There are moments when the heart is generous, and then it knows that for better or worse our lives are woven together here, one with one another and with the place and all the living things.
I had thought of a flower opening among dark foliage, and of a certain butterfly whose wings, closed, looked like brown leaves but, opened, were brilliant and lovely and like nothing but themselves.
Hate succeeds. This world gives plentiful scope and means to hatred, which always finds its justifications and fulfills itself perfectly in time by destruction of the things of time.
I saw that Mattie was not merely desirable, but desirable beyond the power of time to show. Even if she had been my wife, even if I had been in the usual way her husband, she would have remained beyond me. I could not have desired her enough. She was a living soul and could be loved forever. Like every living creature, she carried in her the presence of eternity. That was why, as she grew older, I saw in her always the child she had been, and why, looking at her when she was a child, I felt the influence of the woman she would
He didn’t, He hasn’t, because from the moment He did, He would be the absolute tyrant of the world and we would be His slaves. Even those who hated Him and hated one another and hated their own souls would have to believe in Him then. From that moment the possibility that we might be bound to Him and He to us and us to one another by love forever would be ended. And so, I thought, He must forebear to reveal His power and glory by presenting Himself as Himself, and must be present only in the ordinary miracle of the existence of His creatures. Those who wish to see Him must see Him in the poor, the hungry, the hurt, the wordless creatures, the groaning and travailing beautiful world. I would sometimes be horrified in every moment I was alone. I could see no escape. We are too tightly tangled together to be able to separate ourselves from one another either by good or by evil. We all are involved in all and any good, and in all and any evil. For any sin, we all suffer. That is why our suffering is endless. It is why God grieves and Christ’s wounds still are bleeding.
I have read the Gospels over the years, the belief has grown in me that Christ did not come to found an organized religion but came instead to found an unorganized one. He seems to have come to carry religion out of the temples into the fields and sheep pastures, onto the roadsides and the banks of rivers, into the houses of sinners and publicans, into the town and the wilderness, toward the membership of all that is here.
When I wade out again, I am cool and clean, delighted as a risen soul.
Why is hate so easy and love so difficult?
To love anything good, at any cost, is a bargain.
The trouble with many of my dreams was that they were perfectly rational, or they came from perfectly rational fears. They came from The Economy and The War—that is to say from The News.
This resting involves traveling at great speed, first on the road and then on the river. The people are in an emergency to relax. They long for the peace and quiet of the great outdoors. Their eyes are hungry for the scenes of nature.
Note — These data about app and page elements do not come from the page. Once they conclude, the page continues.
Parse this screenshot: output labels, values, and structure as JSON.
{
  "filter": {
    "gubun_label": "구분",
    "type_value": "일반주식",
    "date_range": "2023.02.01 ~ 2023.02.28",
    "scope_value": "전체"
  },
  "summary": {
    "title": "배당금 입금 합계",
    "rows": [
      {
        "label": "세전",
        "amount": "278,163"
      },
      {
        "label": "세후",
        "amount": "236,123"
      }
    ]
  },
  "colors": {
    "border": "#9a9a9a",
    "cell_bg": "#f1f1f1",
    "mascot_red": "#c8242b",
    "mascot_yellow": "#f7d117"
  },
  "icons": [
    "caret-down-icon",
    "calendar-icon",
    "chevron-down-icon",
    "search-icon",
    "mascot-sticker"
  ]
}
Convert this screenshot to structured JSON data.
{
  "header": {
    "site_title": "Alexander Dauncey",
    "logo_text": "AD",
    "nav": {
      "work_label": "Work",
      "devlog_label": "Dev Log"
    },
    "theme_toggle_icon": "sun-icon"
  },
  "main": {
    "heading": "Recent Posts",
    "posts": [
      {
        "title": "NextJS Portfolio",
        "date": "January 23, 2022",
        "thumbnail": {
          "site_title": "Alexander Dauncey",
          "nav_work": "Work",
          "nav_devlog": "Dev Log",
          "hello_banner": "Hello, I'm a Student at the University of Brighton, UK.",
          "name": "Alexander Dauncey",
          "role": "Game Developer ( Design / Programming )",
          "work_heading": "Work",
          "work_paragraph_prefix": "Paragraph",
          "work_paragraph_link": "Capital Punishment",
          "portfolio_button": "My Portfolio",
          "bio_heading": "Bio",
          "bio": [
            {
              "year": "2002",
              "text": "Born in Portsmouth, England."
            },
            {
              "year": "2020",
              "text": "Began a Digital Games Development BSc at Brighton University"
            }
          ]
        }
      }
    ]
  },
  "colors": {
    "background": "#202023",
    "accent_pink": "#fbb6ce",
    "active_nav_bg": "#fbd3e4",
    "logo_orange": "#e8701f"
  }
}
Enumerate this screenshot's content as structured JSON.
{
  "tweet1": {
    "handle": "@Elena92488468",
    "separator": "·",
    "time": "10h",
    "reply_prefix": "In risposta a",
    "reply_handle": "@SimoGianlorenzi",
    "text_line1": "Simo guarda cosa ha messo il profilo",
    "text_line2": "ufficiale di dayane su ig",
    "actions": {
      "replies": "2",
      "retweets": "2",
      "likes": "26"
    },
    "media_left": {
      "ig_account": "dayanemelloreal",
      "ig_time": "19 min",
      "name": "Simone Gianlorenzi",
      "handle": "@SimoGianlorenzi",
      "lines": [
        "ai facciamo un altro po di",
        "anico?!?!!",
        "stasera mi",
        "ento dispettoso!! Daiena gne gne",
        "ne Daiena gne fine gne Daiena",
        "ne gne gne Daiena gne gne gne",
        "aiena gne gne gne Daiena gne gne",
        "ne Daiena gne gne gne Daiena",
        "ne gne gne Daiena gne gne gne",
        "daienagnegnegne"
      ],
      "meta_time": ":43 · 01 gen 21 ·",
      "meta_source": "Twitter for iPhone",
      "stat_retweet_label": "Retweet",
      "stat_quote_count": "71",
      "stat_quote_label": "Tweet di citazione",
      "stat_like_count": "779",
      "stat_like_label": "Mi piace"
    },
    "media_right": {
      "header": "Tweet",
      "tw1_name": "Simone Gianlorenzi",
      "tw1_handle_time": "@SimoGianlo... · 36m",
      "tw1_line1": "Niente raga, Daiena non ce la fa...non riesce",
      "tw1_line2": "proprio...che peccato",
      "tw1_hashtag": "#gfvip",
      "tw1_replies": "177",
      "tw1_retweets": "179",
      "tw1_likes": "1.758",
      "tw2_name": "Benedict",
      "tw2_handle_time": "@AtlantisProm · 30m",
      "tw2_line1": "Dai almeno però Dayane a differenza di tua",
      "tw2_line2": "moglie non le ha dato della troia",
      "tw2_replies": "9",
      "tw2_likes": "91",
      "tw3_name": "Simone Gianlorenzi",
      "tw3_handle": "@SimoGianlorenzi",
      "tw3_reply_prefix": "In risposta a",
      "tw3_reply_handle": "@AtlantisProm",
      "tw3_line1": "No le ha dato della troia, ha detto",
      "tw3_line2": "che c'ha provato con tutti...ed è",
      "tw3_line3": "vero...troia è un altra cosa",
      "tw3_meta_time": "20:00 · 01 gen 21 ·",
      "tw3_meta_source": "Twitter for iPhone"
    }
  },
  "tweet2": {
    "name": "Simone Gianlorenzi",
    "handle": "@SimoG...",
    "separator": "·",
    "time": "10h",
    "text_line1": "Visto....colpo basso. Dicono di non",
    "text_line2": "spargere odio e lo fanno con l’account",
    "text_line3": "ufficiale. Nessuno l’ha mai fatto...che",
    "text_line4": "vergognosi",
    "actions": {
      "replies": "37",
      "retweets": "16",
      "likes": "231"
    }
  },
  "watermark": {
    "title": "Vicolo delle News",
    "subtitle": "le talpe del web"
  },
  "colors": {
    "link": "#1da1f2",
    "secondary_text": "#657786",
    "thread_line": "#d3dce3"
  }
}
They go very fast in their boats. They stir the river like a spoon in a cup of coffee. They play their radios loud enough to hear above the noise of their motors. They look neither left nor right. They don’t slow down for—or maybe even see—an old man in a rowboat raising his lines.
The new slavery has improved upon the old by giving the new slaves the illusion that they are free.
“Buy a car,” it says, “and be free. Buy a boat and be free. Buy a beer and be free.” Is this not the raw material of bad dreams? Or is it maybe the very nightmare itself?
We sat there, thus apart and together, for a long time.
Egg, I went only to be there, to see what was there, to grow quiet enough to hear its sounds and voices.
The only thing we saw that was moving was the snow. I said, “It’s like time falling, and we and the trees are standing up in it.” “No,” she said. “Look. It’s like we and the woods and the world are flying upward through the snow. See?”
This is a book about Heaven.